The F. Scott Fitzgerald saying, that there are no second acts in American lives, would seem to be borne out by America's great pianists of the 1950s, '60s, and '70s. All had careers that buckled in one way or another under the relentless pressure of concerts, recordings, and radio broadcasts.

Opera fans often hope to find some sort of lost masterpiece or even an obscure work by a great composer; which is what the Philadelphia Inquirer's David Patrick Stearns recently encountered at the Bard Summerscape Festival, with the help of a creative team that knows Philadelphians well.

Revenge fantasies don't get any nastier than The Visit, the 1950s play about a billionaire who returns to the hometown that had done her wrong, having secretly...bought it. But is that something to sing about? The Philadelphia Inquirer's David Patrick Stearns found that the 81-year-old Chita Rivera is in her element doing just that. The Visit, at the Williamstown Theatre Festival through August 17th.

You never know where you'll encounter composer Uri Caine - born, raised, and educated in Philadelphia, but now equally well known in jazz and classical circles around the world. But the Philadelphia Inquirer's David Patrick Stearns found him rehearsing in yet another musical continent at St. Paul's Evangelical Lutheran Church in Olney.

Monty Python meets opera? That’s exactly what’s happened in London last week where the Philadelphia Inquirer’s David Patrick Stearns saw how smart vulgar humor can be.

After six films made over 30 years, the mythical Philadelphia boxer Rocky Balboa has graduated to Broadway, with Rocky, the Musical, which last week won a Tony Award. The Philadelphia Inquirer’s David Patrick Stearns says the old underdog is perfectly recognizable on the Winter Garden Theatre stage. But much else has changed.

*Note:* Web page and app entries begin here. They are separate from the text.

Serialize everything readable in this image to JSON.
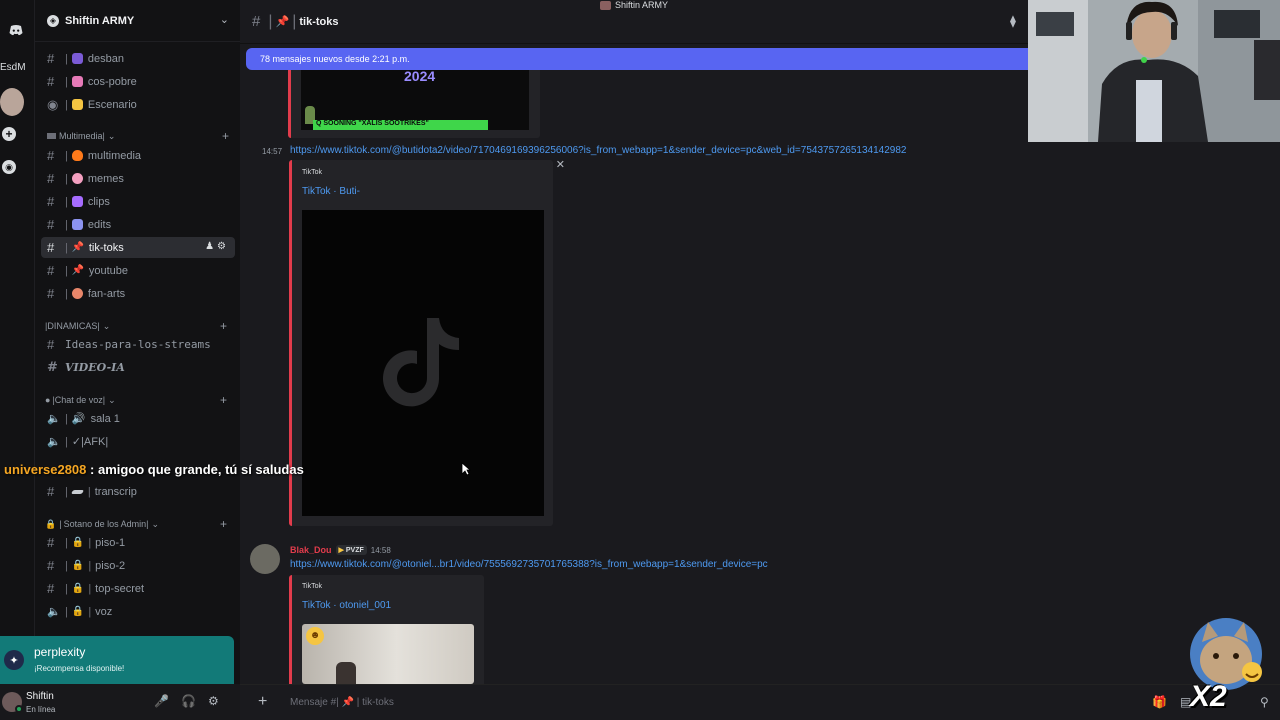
{
  "stream": {
    "title": "Shiftin ARMY"
  },
  "rail": {
    "label": "EsdM"
  },
  "server": {
    "name": "Shiftin ARMY"
  },
  "channels_top": [
    {
      "name": "desban",
      "emoji_color": "#7b5bd6"
    },
    {
      "name": "cos-pobre",
      "emoji_color": "#e67ab7"
    },
    {
      "name": "Escenario",
      "emoji_color": "#f5c542"
    }
  ],
  "category_multimedia": {
    "label": "Multimedia|"
  },
  "channels_multimedia": [
    {
      "name": "multimedia",
      "emoji_color": "#ff7a1a"
    },
    {
      "name": "memes",
      "emoji_color": "#f4a0c0"
    },
    {
      "name": "clips",
      "emoji_color": "#a66cff"
    },
    {
      "name": "edits",
      "emoji_color": "#8c93f0"
    },
    {
      "name": "tik-toks",
      "emoji_color": "#e23c4c"
    },
    {
      "name": "youtube",
      "emoji_color": "#e23c4c"
    },
    {
      "name": "fan-arts",
      "emoji_color": "#e8866a"
    }
  ],
  "category_dinamicas": {
    "label": "|DINAMICAS|"
  },
  "channels_dinamicas": [
    {
      "name": "Ideas-para-los-streams"
    },
    {
      "name": "VIDEO-IA"
    }
  ],
  "category_voz": {
    "label": "|Chat de voz|"
  },
  "channels_voz": [
    {
      "name": "sala 1"
    },
    {
      "name": "✓|AFK|"
    }
  ],
  "channel_transcrip": {
    "name": "transcrip"
  },
  "category_admin": {
    "label": "Sotano de los Admin|"
  },
  "channels_admin": [
    {
      "name": "piso-1"
    },
    {
      "name": "piso-2"
    },
    {
      "name": "top-secret"
    },
    {
      "name": "voz"
    }
  ],
  "overlay_chat": {
    "user": "universe2808",
    "message": " : amigoo que grande, tú sí saludas"
  },
  "perplexity": {
    "title": "perplexity",
    "subtitle": "¡Recompensa disponible!"
  },
  "user": {
    "name": "Shiftin",
    "status": "En línea"
  },
  "topbar": {
    "channel": "tik-toks"
  },
  "new_messages": "78 mensajes nuevos desde 2:21 p.m.",
  "embed_top": {
    "title_text": "2024",
    "banner_text": "Q SOONING \"XALIS SOOTRIKES\""
  },
  "message1": {
    "time": "14:57",
    "link": "https://www.tiktok.com/@butidota2/video/7170469169396256006?is_from_webapp=1&sender_device=pc&web_id=7543757265134142982",
    "embed_provider": "TikTok",
    "embed_title": "TikTok · Buti-"
  },
  "message2": {
    "author": "Blak_Dou",
    "tag": "PVZF",
    "time": "14:58",
    "link": "https://www.tiktok.com/@otoniel...br1/video/7555692735701765388?is_from_webapp=1&sender_device=pc",
    "embed_provider": "TikTok",
    "embed_title": "TikTok · otoniel_001"
  },
  "composer": {
    "placeholder": "Mensaje #",
    "channel": "tik-toks"
  },
  "sticker": {
    "label": "X2"
  },
  "icons": {
    "discord": "discord-icon",
    "add": "plus-icon",
    "explore": "compass-icon",
    "hash": "hash-icon",
    "speaker": "speaker-icon",
    "lock": "lock-icon",
    "mic": "mic-icon",
    "headphones": "headphones-icon",
    "gear": "gear-icon"
  }
}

The Philadelphia Orchestra’s current 2014 tour of Asia and Japan has been rough and tumble enough with moldering halls in remote Chinese capitals and residency activities amid challenging acoustics and blistering heat. Is that what drives some of them to jump off the top of the 700-foot Macau Tower? The Philadelphia Inquirer’s David Patrick Stearns reports what orchestra members are going to some extremes to get a break from night after night of concerts.

One of the better ideas of The Philadelphia Orchestra’s tour of China and Japan turned out to be one of the toughest concerts of all: a Saturday morning pop-up performance by a quartet of French horn players at the ancient ruins of St Paul's Cathedral in Macau. The Philadelphia Inquirer’s David Patrick Stearns withstood the tropical heat right along with them.

Jan Regan

On its 2014 Residency of China & Tour of Asia, The Philadelphia Orchestra is going deeper into China than ever before, and not just to more remote cities. On the first week of the trip, the Philadelphia Inquirer’s David Patrick Stearns followed the players into the “belly of the beast”- the People’s Liberation Army Band in Beijing, where orchestra members gave the master classes.